### What is being asked
Among the records below, find the lines that contain "policy" and copy each of them.

Component data from apps and pages:

^^^^^^^^^^^^^^^^

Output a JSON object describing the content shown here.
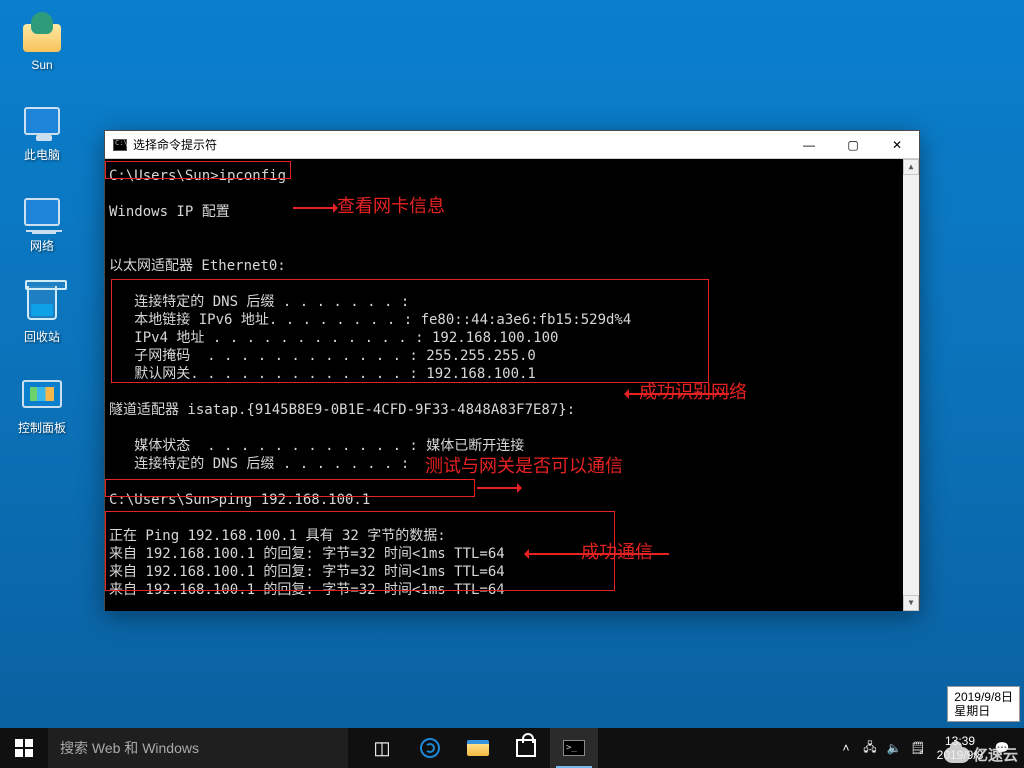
{
  "desktop_icons": {
    "sun": "Sun",
    "this_pc": "此电脑",
    "network": "网络",
    "recycle": "回收站",
    "control_panel": "控制面板"
  },
  "cmd": {
    "title": "选择命令提示符",
    "body": "C:\\Users\\Sun>ipconfig\n\nWindows IP 配置\n\n\n以太网适配器 Ethernet0:\n\n   连接特定的 DNS 后缀 . . . . . . . :\n   本地链接 IPv6 地址. . . . . . . . : fe80::44:a3e6:fb15:529d%4\n   IPv4 地址 . . . . . . . . . . . . : 192.168.100.100\n   子网掩码  . . . . . . . . . . . . : 255.255.255.0\n   默认网关. . . . . . . . . . . . . : 192.168.100.1\n\n隧道适配器 isatap.{9145B8E9-0B1E-4CFD-9F33-4848A83F7E87}:\n\n   媒体状态  . . . . . . . . . . . . : 媒体已断开连接\n   连接特定的 DNS 后缀 . . . . . . . :\n\nC:\\Users\\Sun>ping 192.168.100.1\n\n正在 Ping 192.168.100.1 具有 32 字节的数据:\n来自 192.168.100.1 的回复: 字节=32 时间<1ms TTL=64\n来自 192.168.100.1 的回复: 字节=32 时间<1ms TTL=64\n来自 192.168.100.1 的回复: 字节=32 时间<1ms TTL=64"
  },
  "annotations": {
    "a1": "查看网卡信息",
    "a2": "成功识别网络",
    "a3": "测试与网关是否可以通信",
    "a4": "成功通信"
  },
  "date_badge": {
    "date": "2019/9/8日",
    "weekday": "星期日"
  },
  "taskbar": {
    "search_placeholder": "搜索 Web 和 Windows",
    "time": "13:39",
    "date": "2019/9/8",
    "cmd_glyph": ">_"
  },
  "watermark": "亿速云"
}
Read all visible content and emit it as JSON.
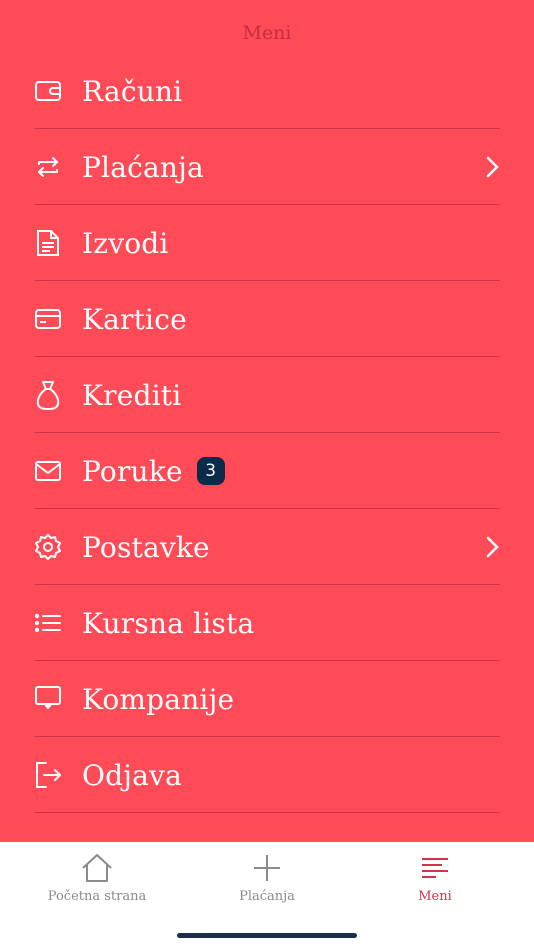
{
  "header": {
    "title": "Meni"
  },
  "menu": {
    "items": [
      {
        "label": "Računi",
        "icon": "wallet-icon"
      },
      {
        "label": "Plaćanja",
        "icon": "transfer-arrows-icon",
        "has_chevron": true
      },
      {
        "label": "Izvodi",
        "icon": "document-icon"
      },
      {
        "label": "Kartice",
        "icon": "card-icon"
      },
      {
        "label": "Krediti",
        "icon": "money-bag-icon"
      },
      {
        "label": "Poruke",
        "icon": "envelope-icon",
        "badge": "3"
      },
      {
        "label": "Postavke",
        "icon": "gear-icon",
        "has_chevron": true
      },
      {
        "label": "Kursna lista",
        "icon": "list-icon"
      },
      {
        "label": "Kompanije",
        "icon": "chat-screen-icon"
      },
      {
        "label": "Odjava",
        "icon": "logout-icon"
      }
    ]
  },
  "bottom_nav": {
    "home_label": "Početna strana",
    "payments_label": "Plaćanja",
    "menu_label": "Meni"
  },
  "colors": {
    "background": "#ff4a57",
    "badge": "#0c2a4a",
    "active_tab": "#d03448",
    "inactive_tab": "#8a8a8a"
  }
}
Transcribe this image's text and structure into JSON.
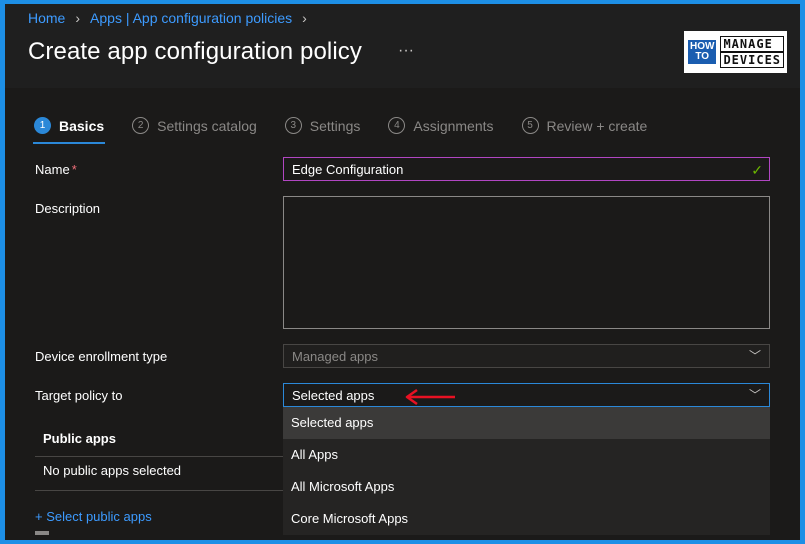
{
  "breadcrumb": [
    "Home",
    "Apps | App configuration policies"
  ],
  "page": {
    "title": "Create app configuration policy",
    "more_label": "···"
  },
  "logo": {
    "line1": "HOW",
    "line2": "TO",
    "word1": "MANAGE",
    "word2": "DEVICES"
  },
  "steps": [
    {
      "num": "1",
      "label": "Basics",
      "active": true
    },
    {
      "num": "2",
      "label": "Settings catalog"
    },
    {
      "num": "3",
      "label": "Settings"
    },
    {
      "num": "4",
      "label": "Assignments"
    },
    {
      "num": "5",
      "label": "Review + create"
    }
  ],
  "form": {
    "name_label": "Name",
    "required_marker": "*",
    "name_value": "Edge Configuration",
    "description_label": "Description",
    "enrollment_label": "Device enrollment type",
    "enrollment_value": "Managed apps",
    "target_label": "Target policy to",
    "target_value": "Selected apps"
  },
  "dropdown_options": [
    "Selected apps",
    "All Apps",
    "All Microsoft Apps",
    "Core Microsoft Apps"
  ],
  "public_apps": {
    "header": "Public apps",
    "empty": "No public apps selected",
    "link": "+ Select public apps"
  },
  "colors": {
    "accent": "#2b88d8",
    "link": "#3d9bff",
    "name_border": "#b146c2",
    "check": "#6bb700",
    "arrow": "#e81123",
    "frame": "#1d8fe6"
  }
}
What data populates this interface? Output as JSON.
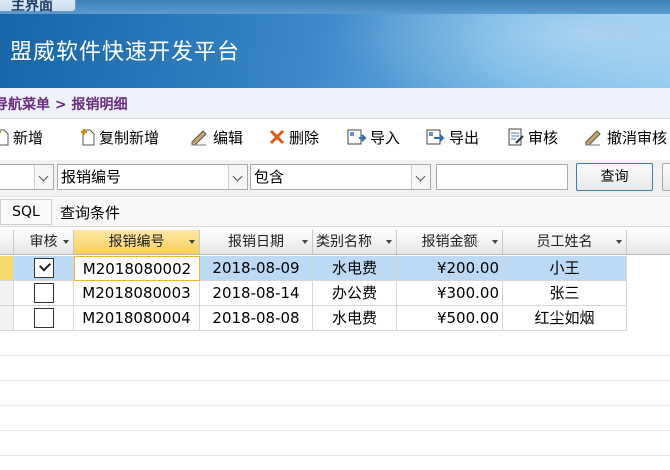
{
  "window": {
    "tab_label": "主界面"
  },
  "banner": {
    "title": "盟威软件快速开发平台"
  },
  "breadcrumb": {
    "text": "导航菜单 > 报销明细"
  },
  "toolbar": {
    "add": "新增",
    "copy_add": "复制新增",
    "edit": "编辑",
    "delete": "删除",
    "import": "导入",
    "export": "导出",
    "audit": "审核",
    "unaudit": "撤消审核"
  },
  "filter": {
    "field_value": "报销编号",
    "operator_value": "包含",
    "keyword_value": "",
    "query_button": "查询"
  },
  "sql_row": {
    "tab_label": "SQL",
    "condition_label": "查询条件"
  },
  "grid": {
    "headers": [
      "审核",
      "报销编号",
      "报销日期",
      "类别名称",
      "报销金额",
      "员工姓名"
    ],
    "rows": [
      {
        "audited": true,
        "code": "M2018080002",
        "date": "2018-08-09",
        "category": "水电费",
        "amount": "¥200.00",
        "employee": "小王"
      },
      {
        "audited": false,
        "code": "M2018080003",
        "date": "2018-08-14",
        "category": "办公费",
        "amount": "¥300.00",
        "employee": "张三"
      },
      {
        "audited": false,
        "code": "M2018080004",
        "date": "2018-08-08",
        "category": "水电费",
        "amount": "¥500.00",
        "employee": "红尘如烟"
      }
    ]
  }
}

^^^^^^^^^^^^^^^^

### Response to this task
    "title": "Create app configuration policy",
    "target_label": "Target policy to",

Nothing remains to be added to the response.